## WHAT THE TASK ASKS
Gather all lines from the material that contain the word "JSON".

## INPUT
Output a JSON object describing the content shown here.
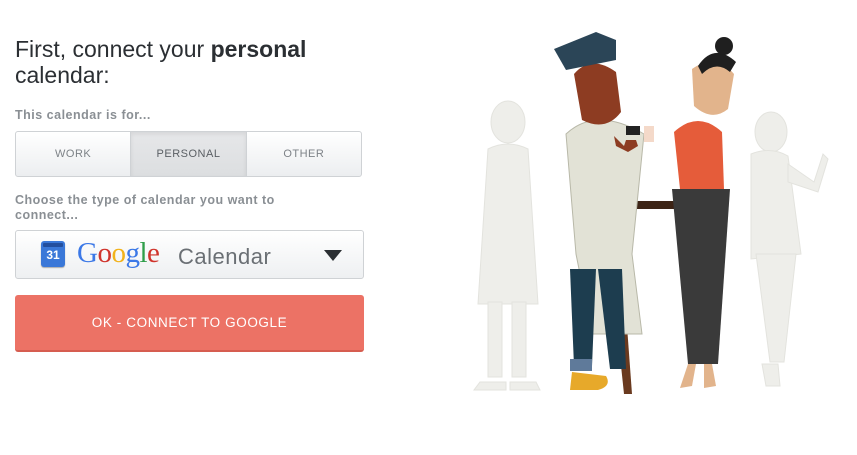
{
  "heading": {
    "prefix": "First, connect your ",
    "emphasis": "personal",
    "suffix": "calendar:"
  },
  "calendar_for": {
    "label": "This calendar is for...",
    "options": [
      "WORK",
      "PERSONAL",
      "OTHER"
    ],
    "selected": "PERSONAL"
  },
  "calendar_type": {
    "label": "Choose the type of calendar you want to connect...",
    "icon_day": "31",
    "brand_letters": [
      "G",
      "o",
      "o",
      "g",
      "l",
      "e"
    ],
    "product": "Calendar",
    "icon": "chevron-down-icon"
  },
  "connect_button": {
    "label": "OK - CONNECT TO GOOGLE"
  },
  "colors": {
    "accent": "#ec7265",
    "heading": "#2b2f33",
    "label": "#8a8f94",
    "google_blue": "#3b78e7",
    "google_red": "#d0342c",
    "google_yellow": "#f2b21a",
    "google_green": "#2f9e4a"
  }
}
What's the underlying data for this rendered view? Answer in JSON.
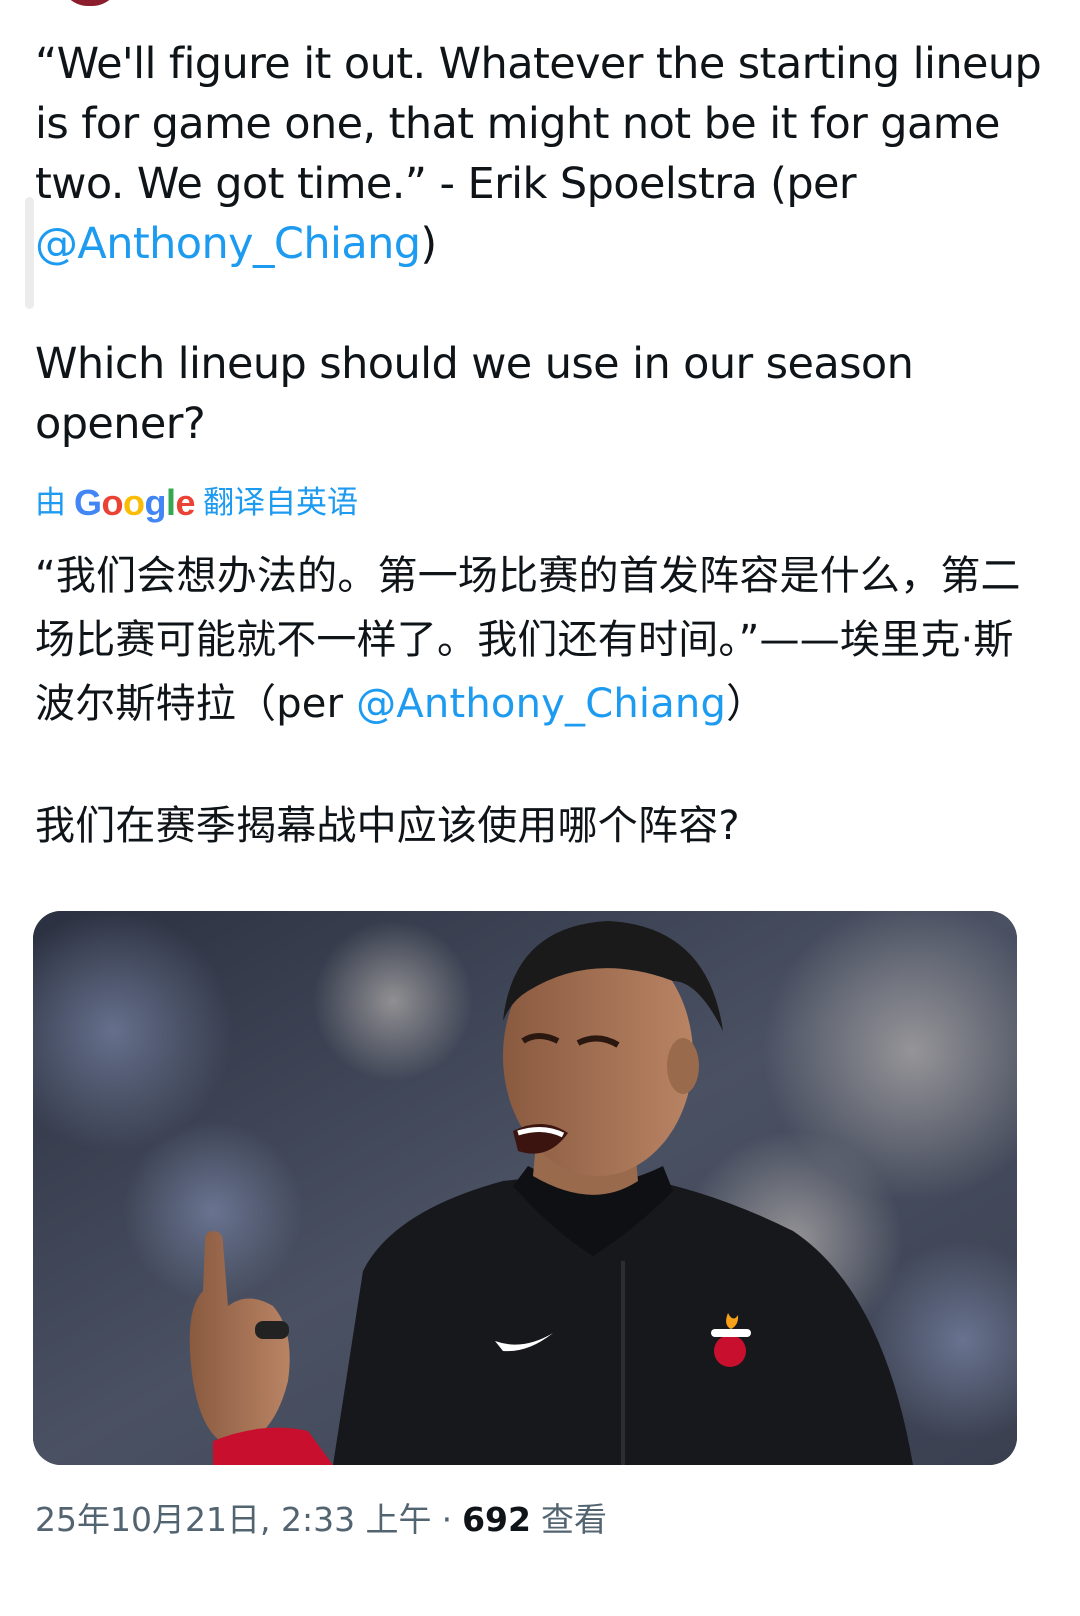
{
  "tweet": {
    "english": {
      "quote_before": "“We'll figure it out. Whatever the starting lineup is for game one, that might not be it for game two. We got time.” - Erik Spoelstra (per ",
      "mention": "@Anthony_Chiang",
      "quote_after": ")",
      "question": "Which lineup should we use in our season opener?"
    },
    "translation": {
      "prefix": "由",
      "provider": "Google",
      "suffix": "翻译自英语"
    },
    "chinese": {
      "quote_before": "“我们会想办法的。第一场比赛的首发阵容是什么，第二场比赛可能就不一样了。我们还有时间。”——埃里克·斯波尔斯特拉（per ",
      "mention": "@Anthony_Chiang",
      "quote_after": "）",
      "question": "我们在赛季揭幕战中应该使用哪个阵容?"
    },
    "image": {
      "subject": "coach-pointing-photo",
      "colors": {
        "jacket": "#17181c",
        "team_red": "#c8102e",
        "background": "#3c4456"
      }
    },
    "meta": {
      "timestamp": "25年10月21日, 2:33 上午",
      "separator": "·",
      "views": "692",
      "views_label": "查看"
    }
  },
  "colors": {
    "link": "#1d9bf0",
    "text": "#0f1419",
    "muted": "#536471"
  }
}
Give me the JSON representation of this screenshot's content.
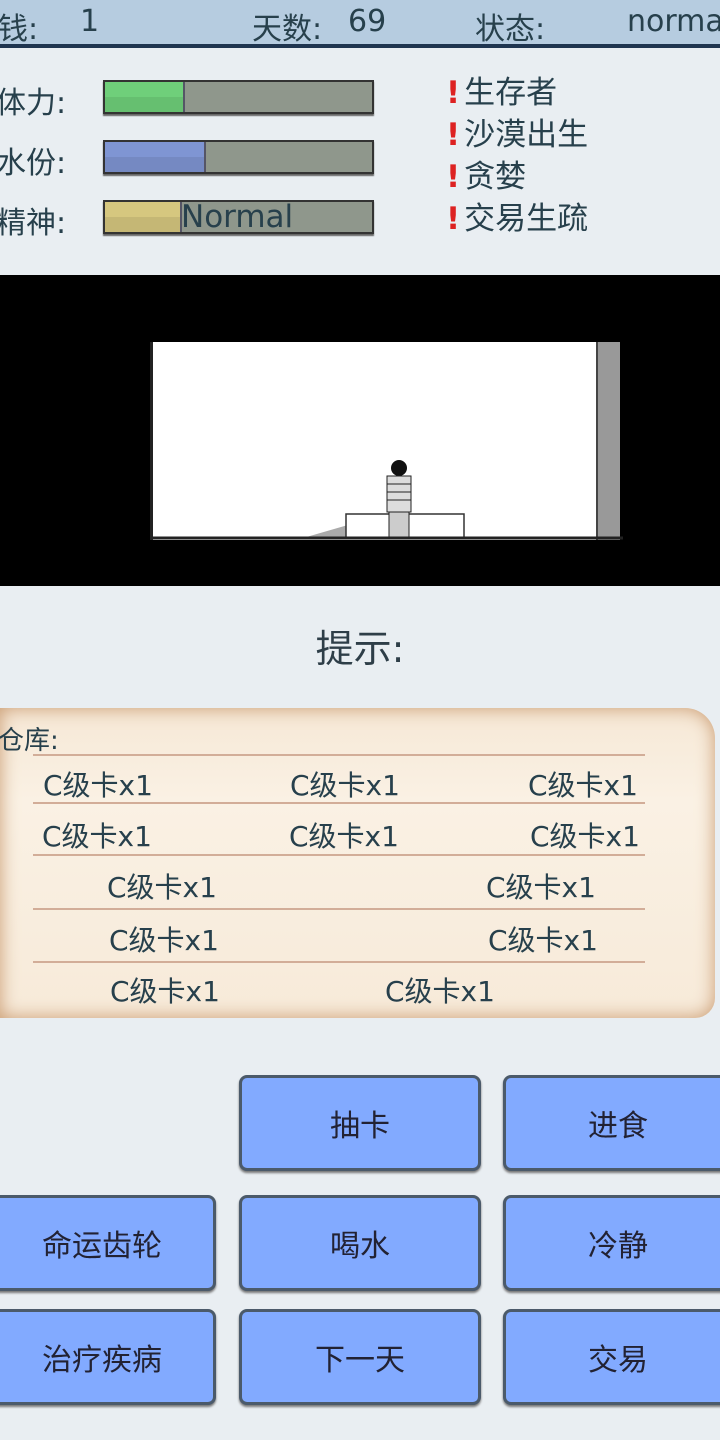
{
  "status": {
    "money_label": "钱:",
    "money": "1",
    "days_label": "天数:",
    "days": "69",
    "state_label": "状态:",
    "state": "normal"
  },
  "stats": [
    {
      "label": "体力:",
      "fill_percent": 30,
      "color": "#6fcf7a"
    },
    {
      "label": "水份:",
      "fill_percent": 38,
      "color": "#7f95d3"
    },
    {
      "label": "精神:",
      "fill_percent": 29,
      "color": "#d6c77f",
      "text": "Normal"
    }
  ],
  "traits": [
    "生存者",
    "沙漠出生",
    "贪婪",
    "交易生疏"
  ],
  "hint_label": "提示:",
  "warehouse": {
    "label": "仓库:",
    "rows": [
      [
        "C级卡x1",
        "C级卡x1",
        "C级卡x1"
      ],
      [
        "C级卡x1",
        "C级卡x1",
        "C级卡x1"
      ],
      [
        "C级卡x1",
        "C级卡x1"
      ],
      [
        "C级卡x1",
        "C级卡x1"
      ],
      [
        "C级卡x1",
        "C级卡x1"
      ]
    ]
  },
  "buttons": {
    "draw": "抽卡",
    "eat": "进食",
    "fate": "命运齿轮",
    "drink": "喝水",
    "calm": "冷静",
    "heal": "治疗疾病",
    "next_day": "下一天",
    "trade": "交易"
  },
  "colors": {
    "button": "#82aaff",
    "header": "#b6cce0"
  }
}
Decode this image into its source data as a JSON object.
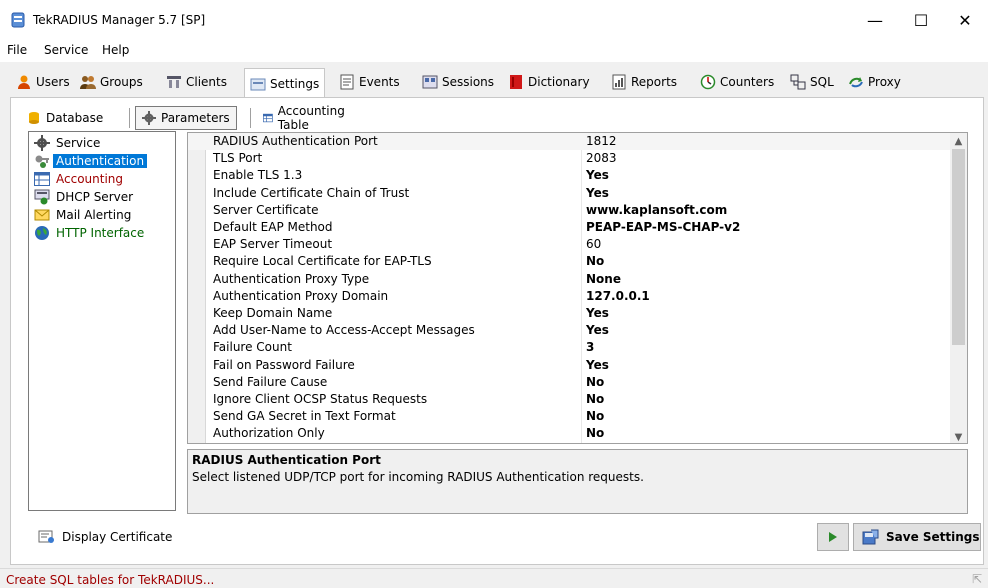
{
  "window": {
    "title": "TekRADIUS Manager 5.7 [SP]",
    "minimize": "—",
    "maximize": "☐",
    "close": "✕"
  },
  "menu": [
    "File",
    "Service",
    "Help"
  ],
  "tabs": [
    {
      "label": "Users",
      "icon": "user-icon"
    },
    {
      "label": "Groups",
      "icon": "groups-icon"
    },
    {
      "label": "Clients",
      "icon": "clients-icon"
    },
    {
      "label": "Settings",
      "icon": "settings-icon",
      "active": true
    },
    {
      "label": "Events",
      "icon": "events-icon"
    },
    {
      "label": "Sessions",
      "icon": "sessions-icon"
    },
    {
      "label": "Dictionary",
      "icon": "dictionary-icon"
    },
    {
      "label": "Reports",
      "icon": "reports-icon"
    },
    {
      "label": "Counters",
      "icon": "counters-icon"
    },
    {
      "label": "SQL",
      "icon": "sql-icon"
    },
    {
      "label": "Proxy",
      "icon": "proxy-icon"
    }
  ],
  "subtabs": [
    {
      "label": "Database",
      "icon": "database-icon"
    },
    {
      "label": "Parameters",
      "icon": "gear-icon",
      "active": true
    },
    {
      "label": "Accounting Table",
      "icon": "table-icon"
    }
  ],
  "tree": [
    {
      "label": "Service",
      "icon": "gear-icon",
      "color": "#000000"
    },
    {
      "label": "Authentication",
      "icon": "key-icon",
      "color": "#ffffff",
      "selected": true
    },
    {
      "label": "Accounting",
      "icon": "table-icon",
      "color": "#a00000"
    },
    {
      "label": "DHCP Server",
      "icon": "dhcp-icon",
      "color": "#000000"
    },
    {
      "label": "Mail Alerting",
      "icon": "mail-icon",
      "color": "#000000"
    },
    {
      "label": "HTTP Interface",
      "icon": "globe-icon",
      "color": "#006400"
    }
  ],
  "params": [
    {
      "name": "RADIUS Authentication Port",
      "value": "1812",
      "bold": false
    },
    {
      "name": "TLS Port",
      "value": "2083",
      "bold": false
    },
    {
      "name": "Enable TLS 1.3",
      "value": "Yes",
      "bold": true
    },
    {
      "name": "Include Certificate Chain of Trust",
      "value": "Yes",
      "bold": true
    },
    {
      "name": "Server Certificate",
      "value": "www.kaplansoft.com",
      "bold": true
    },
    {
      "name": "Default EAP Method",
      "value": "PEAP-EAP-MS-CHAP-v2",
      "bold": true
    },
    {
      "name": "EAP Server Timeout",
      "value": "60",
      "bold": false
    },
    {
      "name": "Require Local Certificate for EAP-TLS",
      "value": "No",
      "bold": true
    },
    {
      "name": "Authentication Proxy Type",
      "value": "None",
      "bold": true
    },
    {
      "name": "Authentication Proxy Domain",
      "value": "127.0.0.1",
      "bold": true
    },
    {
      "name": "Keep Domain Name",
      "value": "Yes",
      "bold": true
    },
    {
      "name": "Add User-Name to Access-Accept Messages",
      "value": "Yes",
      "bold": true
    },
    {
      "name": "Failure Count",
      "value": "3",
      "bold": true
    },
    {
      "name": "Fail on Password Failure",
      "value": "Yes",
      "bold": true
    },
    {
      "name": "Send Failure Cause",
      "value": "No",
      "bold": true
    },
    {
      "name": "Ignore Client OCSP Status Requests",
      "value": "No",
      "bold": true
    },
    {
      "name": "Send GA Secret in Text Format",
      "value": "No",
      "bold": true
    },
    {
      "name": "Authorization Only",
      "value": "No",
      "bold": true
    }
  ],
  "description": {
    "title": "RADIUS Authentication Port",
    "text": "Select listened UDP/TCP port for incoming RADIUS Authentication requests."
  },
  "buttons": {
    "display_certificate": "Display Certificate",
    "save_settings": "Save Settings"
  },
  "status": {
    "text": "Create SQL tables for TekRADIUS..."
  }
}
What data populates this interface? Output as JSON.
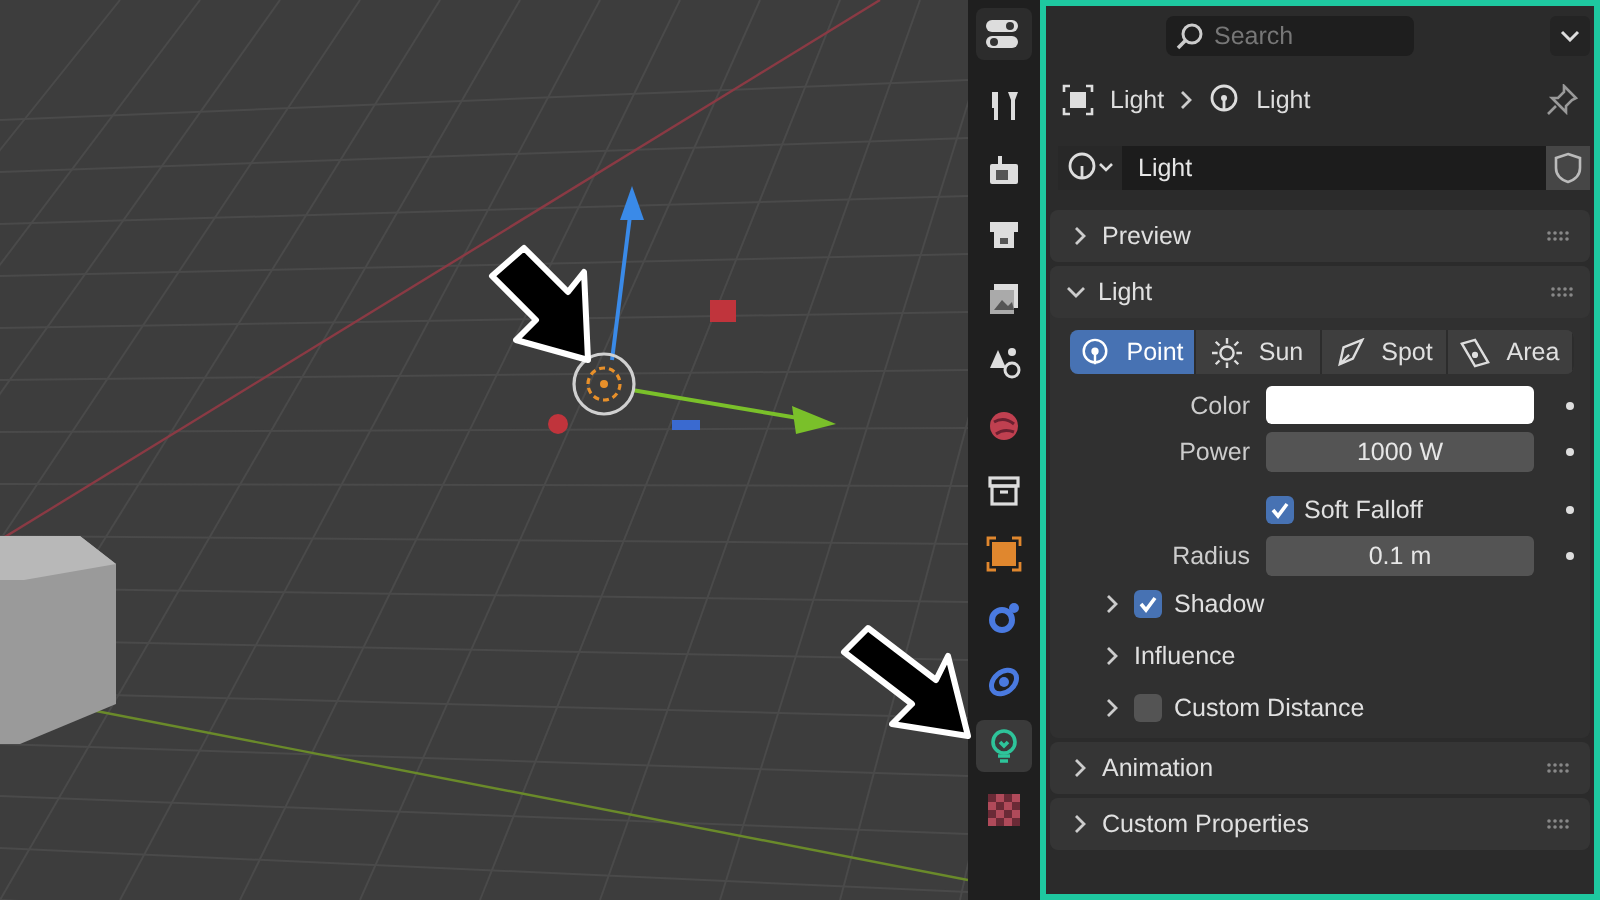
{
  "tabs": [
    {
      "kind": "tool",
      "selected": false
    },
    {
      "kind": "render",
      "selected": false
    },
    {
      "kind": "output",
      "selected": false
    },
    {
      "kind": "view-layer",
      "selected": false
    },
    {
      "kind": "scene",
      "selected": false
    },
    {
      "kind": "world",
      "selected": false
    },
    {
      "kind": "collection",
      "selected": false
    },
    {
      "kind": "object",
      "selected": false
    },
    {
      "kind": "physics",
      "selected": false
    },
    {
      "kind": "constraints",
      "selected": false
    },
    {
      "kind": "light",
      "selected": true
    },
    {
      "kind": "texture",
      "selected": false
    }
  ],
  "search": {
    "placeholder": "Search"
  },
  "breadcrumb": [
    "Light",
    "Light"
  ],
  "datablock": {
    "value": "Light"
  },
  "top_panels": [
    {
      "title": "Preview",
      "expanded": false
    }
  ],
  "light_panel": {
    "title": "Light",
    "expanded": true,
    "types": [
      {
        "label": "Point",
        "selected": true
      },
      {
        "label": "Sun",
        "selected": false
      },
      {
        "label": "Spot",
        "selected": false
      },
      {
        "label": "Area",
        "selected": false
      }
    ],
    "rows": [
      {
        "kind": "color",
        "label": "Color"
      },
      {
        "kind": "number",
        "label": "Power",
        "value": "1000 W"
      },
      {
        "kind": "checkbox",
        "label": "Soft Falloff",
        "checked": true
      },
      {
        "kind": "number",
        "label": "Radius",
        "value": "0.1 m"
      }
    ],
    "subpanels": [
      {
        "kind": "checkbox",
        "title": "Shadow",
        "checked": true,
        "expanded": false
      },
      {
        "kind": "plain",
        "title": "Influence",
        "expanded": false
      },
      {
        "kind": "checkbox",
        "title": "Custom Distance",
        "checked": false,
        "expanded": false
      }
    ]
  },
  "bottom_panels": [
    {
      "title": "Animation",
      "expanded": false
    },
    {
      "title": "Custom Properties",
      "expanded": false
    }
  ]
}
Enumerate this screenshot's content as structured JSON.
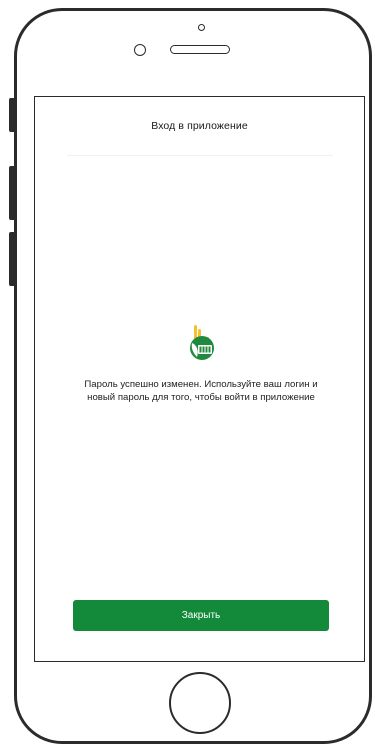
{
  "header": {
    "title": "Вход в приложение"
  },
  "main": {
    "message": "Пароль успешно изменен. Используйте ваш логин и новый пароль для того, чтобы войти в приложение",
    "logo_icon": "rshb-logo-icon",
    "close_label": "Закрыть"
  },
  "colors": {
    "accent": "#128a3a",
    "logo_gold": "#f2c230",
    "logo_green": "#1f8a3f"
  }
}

## ANSWER BELOW
Output a JSON object describing the content shown here.
What's the underlying data for this rendered view? Answer in JSON.
Give me the JSON representation of this screenshot's content.
Decode this image into its source data as a JSON object.
What data populates this interface? Output as JSON.
Enumerate this screenshot's content as structured JSON.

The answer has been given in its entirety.